Express the equation for dilution:
C_{1}V_{1} = C_{2}V_{2}
where C_{1} = initial molarity, C_{2} = final molarity, V_{1} = initial volume, V_{2} = final volume.

Therefore,
0.6 x 300 = 0.4 x V_{2}

V_{2} = 0.6 x 300/0.4 =
450cm^{3}

Thus, to dilute 300cm^{3} of 0.60M solution to a 0.40M, what you need to do is to take 300cm^{3} of the 0.60M solution, place it in a 450cm^{3} volumetric flask and add distilled water until it gets to the mark. The solution you now have is 0.40M. (Notice that the amount of distilled water used in diluting it is 150cm^{3} (450cm^{3} - 300cm^{3})

5. What is the molality of a solution obtained by dissolving 32.5g of sodium chloride in 1500g of water?
(Na = 23, Cl = 35.5)

Solution:

Molality (m) of NaCl = number
of moles of NaCl/mass of water (in kg)

Number of moles of NaCl = 32.5/58.5 = 0.556

Mass of water in kg = 1.5

Molality = 0.556/1.5 = 0.371

### Exercises on The Mole Concept

1. (a). If 300 g of sugar, C_{12}H_{22}O_{11}, are dissolved in 1500g of water, what is the molality of the solution? (b). How many grams of sugar are needed to prepare 500cm^{3}
of 0.25M solution.
2. From the equation
CH_{4(g)} + 2O_{2(g)}
→ CO_{2(g)} + 2H_{2}O_{(l)}
(a). How many moles of oxygen are required for the combustion of 3 moles of
methane? (b). How many moles of oxygen are necessary to burn 100g of methane?
(c). How many grams of oxygen are needed to burn 4 moles of methane? (d). How
many grams of oxygen are needed to burn 50g of methane?

3. (a). What is the mass of (i). 1 mole of sulphur atoms? (ii). 2.5 moles of carbon atoms? (iii). 0.003 mole of tungsten atoms? (iv). 4.2 x 10^{-13} mole of iron atoms? (b). How many moles of nitrogen atoms are there in (i). 100g of nitrogen atoms? (ii). 1000g of potassium trioxonitrate(V)? (c). What is the mass of (i). 1 mole of carbon(II)
oxide? (ii). 5 moles of water molecules? (d). How many moles of nitrogen molecules are there in 500 g of N_{2}?
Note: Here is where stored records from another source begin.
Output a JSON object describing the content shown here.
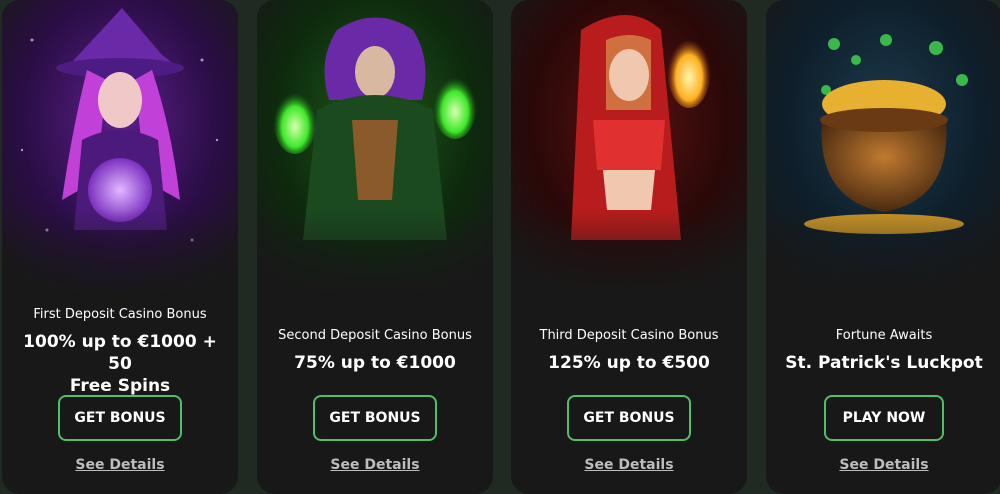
{
  "offers": [
    {
      "image": "witch-crystal-ball-illustration",
      "accent": "#8a2be2",
      "subtitle": "First Deposit Casino Bonus",
      "title_line1": "100% up to €1000 + 50",
      "title_line2": "Free Spins",
      "button_label": "GET BONUS",
      "details_label": "See Details"
    },
    {
      "image": "sorceress-green-flames-illustration",
      "accent": "#2ecc40",
      "subtitle": "Second Deposit Casino Bonus",
      "title_line1": "75% up to €1000",
      "button_label": "GET BONUS",
      "details_label": "See Details"
    },
    {
      "image": "fire-mage-illustration",
      "accent": "#d62020",
      "subtitle": "Third Deposit Casino Bonus",
      "title_line1": "125% up to €500",
      "button_label": "GET BONUS",
      "details_label": "See Details"
    },
    {
      "image": "pot-of-gold-shamrocks-illustration",
      "accent": "#2a5a7a",
      "subtitle": "Fortune Awaits",
      "title_line1": "St. Patrick's Luckpot",
      "button_label": "PLAY NOW",
      "details_label": "See Details"
    }
  ],
  "colors": {
    "page_bg": "#1e2a22",
    "card_bg": "#181818",
    "button_border": "#4fbf68",
    "details_text": "#bdbdbd"
  }
}
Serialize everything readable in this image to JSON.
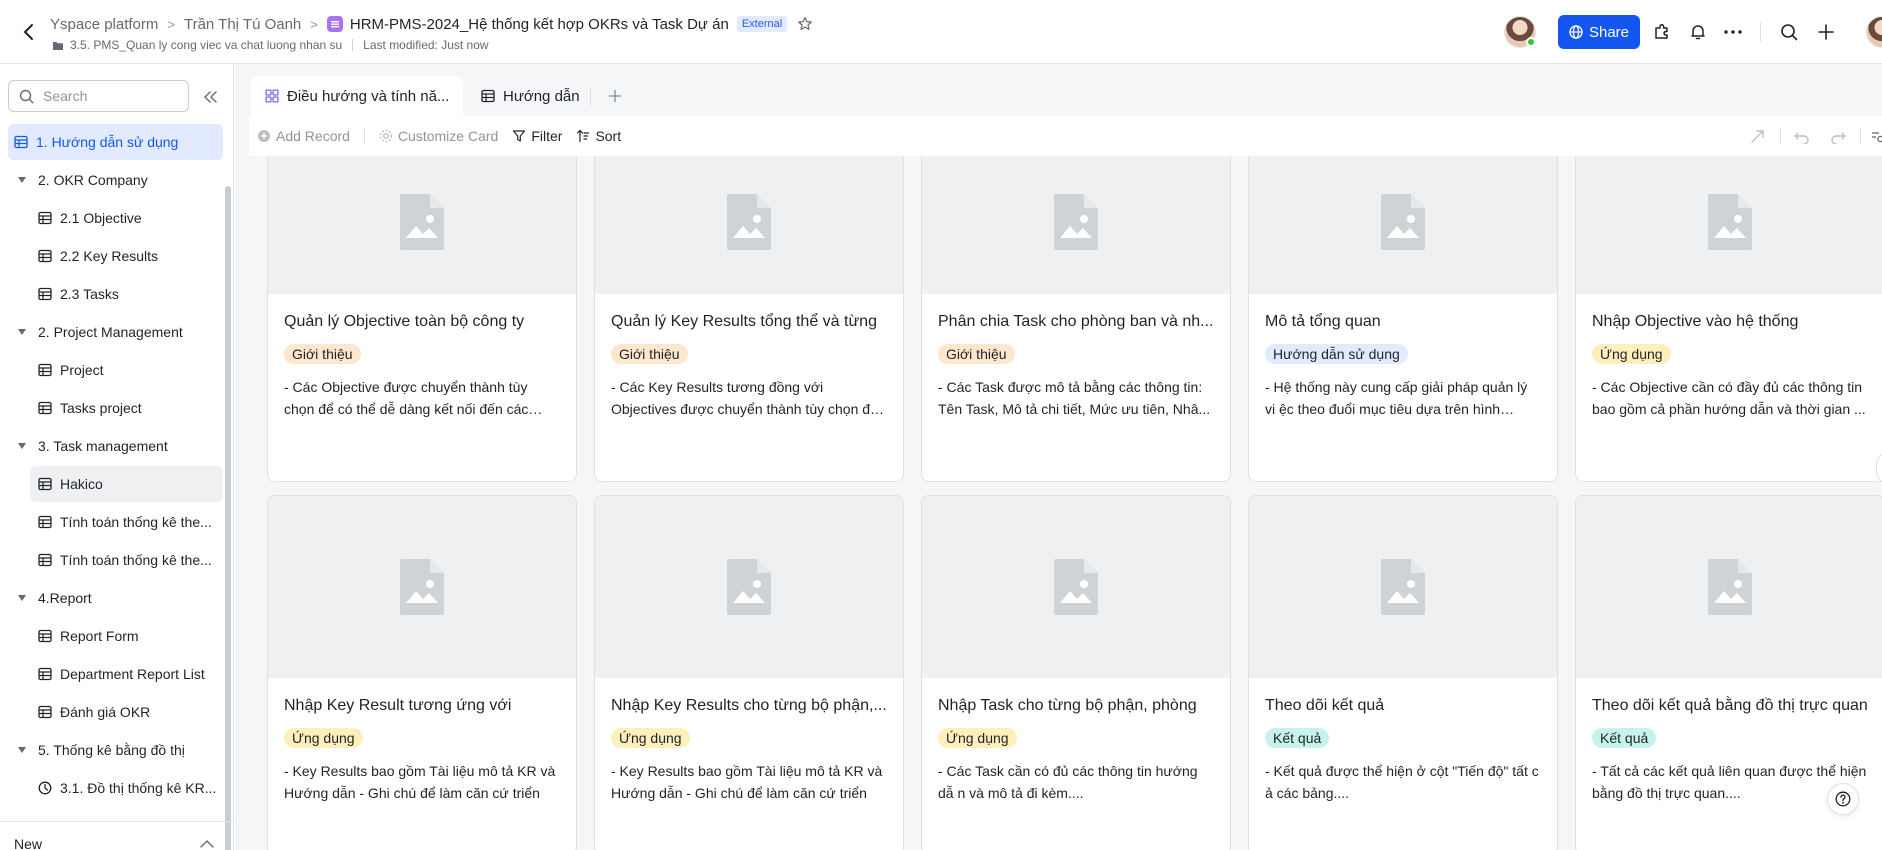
{
  "header": {
    "breadcrumbs": [
      "Yspace platform",
      "Trần Thị Tú Oanh"
    ],
    "doc_title": "HRM-PMS-2024_Hệ thống kết hợp OKRs và Task Dự án",
    "external_badge": "External",
    "folder": "3.5. PMS_Quan ly cong viec va chat luong nhan su",
    "last_modified": "Last modified: Just now",
    "share_label": "Share"
  },
  "sidebar": {
    "search_placeholder": "Search",
    "items": [
      {
        "label": "1. Hướng dẫn sử dụng",
        "type": "table",
        "level": 0
      },
      {
        "label": "2. OKR Company",
        "type": "folder",
        "level": 0
      },
      {
        "label": "2.1 Objective",
        "type": "table",
        "level": 1
      },
      {
        "label": "2.2 Key Results",
        "type": "table",
        "level": 1
      },
      {
        "label": "2.3 Tasks",
        "type": "table",
        "level": 1
      },
      {
        "label": "2. Project Management",
        "type": "folder",
        "level": 0
      },
      {
        "label": "Project",
        "type": "table",
        "level": 1
      },
      {
        "label": "Tasks project",
        "type": "table",
        "level": 1
      },
      {
        "label": "3. Task management",
        "type": "folder",
        "level": 0
      },
      {
        "label": "Hakico",
        "type": "table",
        "level": 1
      },
      {
        "label": "Tính toán thống kê the...",
        "type": "table",
        "level": 1
      },
      {
        "label": "Tính toán thống kê the...",
        "type": "table",
        "level": 1
      },
      {
        "label": "4.Report",
        "type": "folder",
        "level": 0
      },
      {
        "label": "Report Form",
        "type": "table",
        "level": 1
      },
      {
        "label": "Department Report List",
        "type": "table",
        "level": 1
      },
      {
        "label": "Đánh giá OKR",
        "type": "table",
        "level": 1
      },
      {
        "label": "5. Thống kê bằng đồ thị",
        "type": "folder",
        "level": 0
      },
      {
        "label": "3.1. Đồ thị thống kê KR...",
        "type": "dashboard",
        "level": 1
      }
    ],
    "new_label": "New"
  },
  "tabs": [
    {
      "label": "Điều hướng và tính nă...",
      "icon": "gallery-icon"
    },
    {
      "label": "Hướng dẫn",
      "icon": "table-icon"
    }
  ],
  "toolbar": {
    "add_record": "Add Record",
    "customize_card": "Customize Card",
    "filter": "Filter",
    "sort": "Sort"
  },
  "tag_colors": {
    "Giới thiệu": "#fee7cd",
    "Hướng dẫn sử dụng": "#e1eaff",
    "Ứng dụng": "#fdf0bd",
    "Kết quả": "#c8f2ed"
  },
  "cards": [
    {
      "title": "Quản lý Objective toàn bộ công ty",
      "tag": "Giới thiệu",
      "desc": "- Các Objective được chuyển thành tùy chọn để có thể dễ dàng kết nối đến các thành p..."
    },
    {
      "title": "Quản lý Key Results tổng thể và từng",
      "tag": "Giới thiệu",
      "desc": "- Các Key Results tương đồng với Objectives được chuyển thành tùy chọn để có thể dễ..."
    },
    {
      "title": "Phân chia Task cho phòng ban và nh...",
      "tag": "Giới thiệu",
      "desc": "- Các Task được mô tả bằng các thông tin: Tên Task, Mô tả chi tiết, Mức ưu tiên, Nhâ..."
    },
    {
      "title": "Mô tả tổng quan",
      "tag": "Hướng dẫn sử dụng",
      "desc": "- Hệ thống này cung cấp giải pháp quản lý vi ệc theo đuổi mục tiêu dựa trên hình thức..."
    },
    {
      "title": "Nhập Objective vào hệ thống",
      "tag": "Ứng dụng",
      "desc": "- Các Objective cần có đầy đủ các thông tin bao gồm cả phần hướng dẫn và thời gian ..."
    },
    {
      "title": "Nhập Key Result tương ứng với",
      "tag": "Ứng dụng",
      "desc": "- Key Results bao gồm Tài liệu mô tả KR và Hướng dẫn - Ghi chú để làm căn cứ triển"
    },
    {
      "title": "Nhập Key Results cho từng bộ phận,...",
      "tag": "Ứng dụng",
      "desc": "- Key Results bao gồm Tài liệu mô tả KR và Hướng dẫn - Ghi chú để làm căn cứ triển"
    },
    {
      "title": "Nhập Task cho từng bộ phận, phòng",
      "tag": "Ứng dụng",
      "desc": "- Các Task cần có đủ các thông tin hướng dẫ n và mô tả đi kèm...."
    },
    {
      "title": "Theo dõi kết quả",
      "tag": "Kết quả",
      "desc": "- Kết quả được thể hiện ở cột \"Tiến độ\" tất c ả các bảng...."
    },
    {
      "title": "Theo dõi kết quả bằng đồ thị trực quan",
      "tag": "Kết quả",
      "desc": "- Tất cả các kết quả liên quan được thể hiện bằng đồ thị trực quan...."
    }
  ]
}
4. (a). How many moles of Al^{3+} ions are there in
(i). 1 kg of Al(NO_{3})_{3}?
(ii). 1 kg of Al_{2}(SO_{4})_{3}?
(b). How many moles of NO_{3}^{-} ions are present in 1 kg of Al(NO_{3})_{3}?

Solutions
to mole concept exercises